That heat on your tongue when you eat spices such as ginger, cayenne, and black pepper is evidence of gingerols, capsaicin, and piperine, compounds that boost metabolism. They also have an aphrodisiac effect. Caution: avoid consuming them if you’re bothered by hot flashes.
Deeply flavorful miso, a fermented soybean paste, is a great source of low-calorie protein (two grams in a 25-calorie serving). It also contains B12 and is a good source of zinc which helps the immune system function properly.
Superstar levels of antioxidants mean that a half teaspoon of dried oregano has the benefits of a spinach salad. Oregano has the ability the suitsto act as an expectorant, clearing congestion, and can also improve digestion.
Wild-caught sardines are low in mercury (unlike some types of tuna) and high in vitamin D; a three-ounce serving has as much calcium as a cup of milk. Even better, they’re one of the Monterey Bay Aquarium’s top picks for sustainability.
19. Seaweed (Hijiki, Wakame, Kelp, Nori)
Think of eating seaweed as going directly to the source—this is where fish get THEIR Omega-3′s. Why not skip the fish and go straight to the seaweed? Seaweeds contain nutrients commonly found in green, leafy vegetables AND with most minerals found in the ocean giving them a one-two punch. They’re also full of magnesium, which may prevent migraines and asthma attacks.
20. Sesame Seeds
Tiny, tasty sesame seeds contain unique lignans (plant compounds), including sesamin and sesamolin that can help lower cholesterol. The seeds are a good source of calcium, phosphorous, and zinc—as well as copper. Research around copper suggests that it may help maintain strong bones.
Like whole wheat, ancient spelt is sweeter, nuttier, and higher in protein than its processed relatives. Both are also good sources of manganese and copper.
22. Sweet Potatoes
Whether orange or white, sweet potatoes contain phytonutrients that promote heart and eye health, and boost immunity. They’re rich in beta-carotene (thought to lower breast cancer risk) and vitamin A (may reduce the effects of smoking).
Turmeric, used in holistic medicine as a digestive aid and wound healer, can also serve as an anti-inflammatory. Reach for the curry (turmeric is a primary ingredient) when nursing a toothache or a sprain.
Of all nuts, walnuts contain the most alpha-linolenic omega-3 fatty acids which lower LDL (bad) cholesterol, and may reduce inflammation in arteries. Walnuts are also a great source of antioxidants, vitamin E, selenium, and magnesium.
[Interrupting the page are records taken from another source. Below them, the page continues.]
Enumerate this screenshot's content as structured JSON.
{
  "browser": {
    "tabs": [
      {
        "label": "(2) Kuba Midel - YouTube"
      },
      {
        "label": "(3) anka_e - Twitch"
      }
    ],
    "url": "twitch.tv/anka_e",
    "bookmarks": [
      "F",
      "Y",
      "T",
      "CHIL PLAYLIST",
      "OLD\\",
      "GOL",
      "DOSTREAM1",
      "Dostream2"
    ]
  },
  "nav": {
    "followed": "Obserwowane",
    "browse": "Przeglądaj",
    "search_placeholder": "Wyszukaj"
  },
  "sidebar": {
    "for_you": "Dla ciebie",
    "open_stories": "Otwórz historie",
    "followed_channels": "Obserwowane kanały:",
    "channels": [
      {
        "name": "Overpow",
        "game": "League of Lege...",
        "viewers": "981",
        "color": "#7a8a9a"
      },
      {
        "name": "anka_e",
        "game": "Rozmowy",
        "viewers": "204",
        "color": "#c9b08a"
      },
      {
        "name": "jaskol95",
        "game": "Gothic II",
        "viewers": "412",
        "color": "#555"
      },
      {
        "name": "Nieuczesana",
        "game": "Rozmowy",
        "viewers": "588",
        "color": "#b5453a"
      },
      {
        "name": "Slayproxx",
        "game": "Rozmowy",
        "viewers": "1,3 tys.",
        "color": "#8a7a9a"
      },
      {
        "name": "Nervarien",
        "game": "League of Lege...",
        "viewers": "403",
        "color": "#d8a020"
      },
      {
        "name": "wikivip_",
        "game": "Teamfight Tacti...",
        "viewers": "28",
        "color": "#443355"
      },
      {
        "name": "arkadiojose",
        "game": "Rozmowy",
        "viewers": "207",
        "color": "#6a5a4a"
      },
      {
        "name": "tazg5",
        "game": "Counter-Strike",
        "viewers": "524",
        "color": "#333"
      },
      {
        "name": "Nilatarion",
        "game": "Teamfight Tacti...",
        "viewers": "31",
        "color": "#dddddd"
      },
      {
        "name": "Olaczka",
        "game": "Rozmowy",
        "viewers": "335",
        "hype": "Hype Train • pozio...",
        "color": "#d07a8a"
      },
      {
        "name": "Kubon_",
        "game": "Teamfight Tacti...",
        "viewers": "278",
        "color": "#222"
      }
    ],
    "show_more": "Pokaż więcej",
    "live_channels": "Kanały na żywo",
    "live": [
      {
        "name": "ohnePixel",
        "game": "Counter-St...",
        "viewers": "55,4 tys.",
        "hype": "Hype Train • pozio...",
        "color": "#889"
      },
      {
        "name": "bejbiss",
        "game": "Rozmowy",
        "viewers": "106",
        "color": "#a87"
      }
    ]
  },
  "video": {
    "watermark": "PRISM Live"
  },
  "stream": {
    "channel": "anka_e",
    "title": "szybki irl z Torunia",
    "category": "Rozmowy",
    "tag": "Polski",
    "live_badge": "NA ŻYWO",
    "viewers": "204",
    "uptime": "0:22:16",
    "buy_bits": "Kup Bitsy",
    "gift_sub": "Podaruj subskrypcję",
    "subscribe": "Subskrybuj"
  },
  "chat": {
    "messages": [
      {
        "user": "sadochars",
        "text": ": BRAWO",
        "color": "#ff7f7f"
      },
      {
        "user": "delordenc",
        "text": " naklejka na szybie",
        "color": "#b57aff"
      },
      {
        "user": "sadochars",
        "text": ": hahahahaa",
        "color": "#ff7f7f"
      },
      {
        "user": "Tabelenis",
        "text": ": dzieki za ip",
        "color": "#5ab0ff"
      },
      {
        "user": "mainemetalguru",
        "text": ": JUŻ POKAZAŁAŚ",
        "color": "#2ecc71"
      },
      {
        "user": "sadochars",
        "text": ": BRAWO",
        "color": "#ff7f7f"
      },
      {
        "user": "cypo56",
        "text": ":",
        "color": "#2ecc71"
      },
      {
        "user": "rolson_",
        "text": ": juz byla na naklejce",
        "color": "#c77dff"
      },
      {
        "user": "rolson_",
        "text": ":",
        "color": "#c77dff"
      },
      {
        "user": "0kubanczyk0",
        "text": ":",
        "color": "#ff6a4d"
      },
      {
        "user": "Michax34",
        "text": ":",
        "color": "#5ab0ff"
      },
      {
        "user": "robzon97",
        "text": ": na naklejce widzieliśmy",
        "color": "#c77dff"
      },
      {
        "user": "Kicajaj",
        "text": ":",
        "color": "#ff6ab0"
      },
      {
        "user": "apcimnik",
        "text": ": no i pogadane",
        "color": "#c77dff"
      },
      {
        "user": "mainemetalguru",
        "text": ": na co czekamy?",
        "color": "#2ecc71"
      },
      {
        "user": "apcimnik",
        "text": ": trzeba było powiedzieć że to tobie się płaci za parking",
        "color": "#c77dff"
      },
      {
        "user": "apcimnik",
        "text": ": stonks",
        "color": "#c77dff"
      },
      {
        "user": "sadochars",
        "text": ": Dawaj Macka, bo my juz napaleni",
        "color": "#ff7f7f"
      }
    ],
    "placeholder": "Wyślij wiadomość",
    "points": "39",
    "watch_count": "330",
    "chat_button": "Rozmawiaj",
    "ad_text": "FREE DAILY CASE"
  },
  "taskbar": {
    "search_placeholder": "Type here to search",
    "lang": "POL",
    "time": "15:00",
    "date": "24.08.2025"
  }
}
25. Whole Grains
Don’t eat whole grains (such as buckwheat and quinoa) just because they are high in magnesium, B vitamins, fiber, and manganese. Do it because they taste great—nutty, buttery, earthy. And that, in turn, may actually help you to not overeat. One study found that people feel fuller after eating buckwheat than after eating other grains.
I have seen really great results in balancing the thyroid and increasing energy with this algae. Spirulina is a cooling, wet food, making it especially beneficial to balance the tendency to be too hot or dehydrated. What’s more, the energy of Spirulina is calming, a much needed inner trait for young and old alike in our society. Not bad for a food!
How is this possible you may ask?
High-quality superfoods vibrate on very high frequencies because they carry the energy from where they have grown, which are mostly in pristine, remote corners of the world. Their extraordinary potency changes our consciousness when we take it in by raising our vibration (frequency) and transform the way we view the world. In my experience, high-quality superfoods are so filled with Life Force Energy that they assist us in releasing the illusion of separation (the stuff that make us unhappy and create war) and as a consequence, change the way we view the world.
Remember, “When you change the way you look at things, the things you look at change”.
How to incorporate Superfoods into your life
I use superfoods in:
- raw cakes
- snack bars
- ice creams
- dips and sauces
- trail mixes
Superfoods come in many forms such as powders, liquids and seeds. All of these are great to include in any raw meal.